[12] EITI Pilot report at p 62.

[13] Publish what you pay, ‘Opening Australia’s extractive data for development’, http://www.publishwhatyoupay.org/opening-australias-extractive-data-for-development/. Transparency International Australian, Position paper #4, Preventing Corruption in Mining, 2016, http://transparency.org.au/our-work/preventing-corruption-in-mining/.

[14] Publish what you pay, ‘Opening Australia’s extractive data for development’, http://www.publishwhatyoupay.org/opening-australias-extractive-data-for-development/.
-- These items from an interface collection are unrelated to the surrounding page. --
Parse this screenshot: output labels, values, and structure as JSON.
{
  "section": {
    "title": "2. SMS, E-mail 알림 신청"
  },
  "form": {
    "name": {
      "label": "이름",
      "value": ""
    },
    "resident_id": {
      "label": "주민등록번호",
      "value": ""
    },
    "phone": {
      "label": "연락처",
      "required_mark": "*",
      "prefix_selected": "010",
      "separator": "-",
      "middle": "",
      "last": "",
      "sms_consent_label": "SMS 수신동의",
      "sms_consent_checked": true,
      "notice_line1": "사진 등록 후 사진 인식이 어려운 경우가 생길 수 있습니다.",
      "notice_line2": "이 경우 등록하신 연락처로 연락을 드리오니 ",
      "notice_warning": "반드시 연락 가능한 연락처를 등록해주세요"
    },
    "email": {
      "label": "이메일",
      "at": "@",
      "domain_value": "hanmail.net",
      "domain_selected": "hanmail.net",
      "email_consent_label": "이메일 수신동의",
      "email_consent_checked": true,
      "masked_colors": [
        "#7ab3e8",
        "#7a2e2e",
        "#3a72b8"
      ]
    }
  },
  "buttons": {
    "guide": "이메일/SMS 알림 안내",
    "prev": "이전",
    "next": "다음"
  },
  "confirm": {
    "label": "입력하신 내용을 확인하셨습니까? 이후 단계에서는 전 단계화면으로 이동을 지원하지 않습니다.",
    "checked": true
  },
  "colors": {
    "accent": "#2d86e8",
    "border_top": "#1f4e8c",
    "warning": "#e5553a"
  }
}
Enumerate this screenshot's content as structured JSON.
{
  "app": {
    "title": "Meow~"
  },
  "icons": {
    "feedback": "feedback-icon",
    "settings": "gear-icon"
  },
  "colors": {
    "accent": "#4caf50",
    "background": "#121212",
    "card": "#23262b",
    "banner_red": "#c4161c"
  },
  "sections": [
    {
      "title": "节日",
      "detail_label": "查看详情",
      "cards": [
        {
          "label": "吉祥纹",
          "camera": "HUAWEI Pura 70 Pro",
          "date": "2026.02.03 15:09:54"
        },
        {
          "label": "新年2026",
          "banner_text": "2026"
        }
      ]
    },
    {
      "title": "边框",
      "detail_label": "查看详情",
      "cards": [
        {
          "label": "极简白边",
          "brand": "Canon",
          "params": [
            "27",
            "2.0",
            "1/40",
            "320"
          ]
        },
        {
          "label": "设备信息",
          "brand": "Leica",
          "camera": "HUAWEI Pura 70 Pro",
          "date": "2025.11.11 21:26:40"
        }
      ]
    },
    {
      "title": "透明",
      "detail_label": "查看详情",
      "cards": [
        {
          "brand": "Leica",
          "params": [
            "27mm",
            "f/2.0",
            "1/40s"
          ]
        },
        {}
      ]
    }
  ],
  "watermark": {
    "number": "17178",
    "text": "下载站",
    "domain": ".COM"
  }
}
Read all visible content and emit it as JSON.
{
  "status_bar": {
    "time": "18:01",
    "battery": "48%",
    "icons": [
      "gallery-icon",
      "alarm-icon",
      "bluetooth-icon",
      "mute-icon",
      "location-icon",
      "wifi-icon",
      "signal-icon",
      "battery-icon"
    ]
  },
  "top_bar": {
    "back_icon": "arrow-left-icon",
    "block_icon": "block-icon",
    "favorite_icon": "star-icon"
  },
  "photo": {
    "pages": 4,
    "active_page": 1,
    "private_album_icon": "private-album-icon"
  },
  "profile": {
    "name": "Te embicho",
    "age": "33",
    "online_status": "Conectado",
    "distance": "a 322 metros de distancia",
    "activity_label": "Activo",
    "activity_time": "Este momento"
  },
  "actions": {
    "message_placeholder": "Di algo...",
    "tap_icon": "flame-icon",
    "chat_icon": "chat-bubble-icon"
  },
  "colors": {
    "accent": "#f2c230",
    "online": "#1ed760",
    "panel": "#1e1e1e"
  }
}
[15] Interview with Department of Industry, Innovation and Science, Canberra ACT, 8 September 2017.

[16] Interview with Jessie Cato, National Coordinator, Publish What You Pay Australia, Melbourne, Vic, 24 August 2017.

[17] Interview with Greg Thompson, Board Member Transparency International Australia, Phone meeting, 5 September 2017.

[18] Interview with Department of Industry, Innovation and Science, Canberra ACT, 8 September 2017.

[19] See also Mid-Term Assessment, at p 14.

[20] Interviews with Jessie Cato, National Coordinator, Publish What You Pay Australia, Melbourne, Vic, 24 August 2017; Greg Thompson, Board Member Transparency International Australia, Phone meeting, 5 September 2017;


Commitments

  1. Strengthen Anti-Corruption Framework

    AU0016, 2018, Anti-Corruption Institutions

  2. Political Donation Transparency

    AU0017, 2018, Legislation & Regulation

  3. Data Sharing

    AU0018, 2018, E-Government

  4. Improve Public Service Practice

    AU0019, 2018, Capacity Building

  5. Access to Information

    AU0020, 2018, OGP

  6. Enhance Public Engagement Skills in the Public Service

    AU0021, 2018, Capacity Building

  7. Independent Review of the Australian Public Service

    AU0022, 2018, Capacity Building

  8. Expand Open Contracting

    AU0023, 2018, E-Government

  9. Whiste-Blower Protections

    AU0001, 2016, Legislation & Regulation

  10. Beneficial Ownership Transparency

    AU0002, 2016, Beneficial Ownership

  11. Extractive Industries Transparency

    AU0003, 2016, Beneficial Ownership

  12. Combating Corporate Crime

    AU0004, 2016, Anti-Corruption Institutions

  13. Data Innovation

    AU0005, 2016, E-Government

  14. Public Trust in Data Sharing

    AU0006, 2016, Capacity Building

  15. Digitization of Government Services

    AU0007, 2016, Capacity Building

  16. Information Management and Access Laws

    AU0008, 2016, Capacity Building

  17. Freedom of Information

    AU0009, 2016, Capacity Building

  18. Access to Government Data

    AU0010, 2016, Capacity Building

  19. Electoral System and Political Parties

    AU0011, 2016, Money in Politics

  20. National Integrity Framework

    AU0012, 2016, Anti-Corruption Institutions

  21. Open Contracting

    AU0013, 2016, Capacity Building

  22. OGP NAP

    AU0014, 2016, OGP

  23. Public Participation

    AU0015, 2016, Capacity Building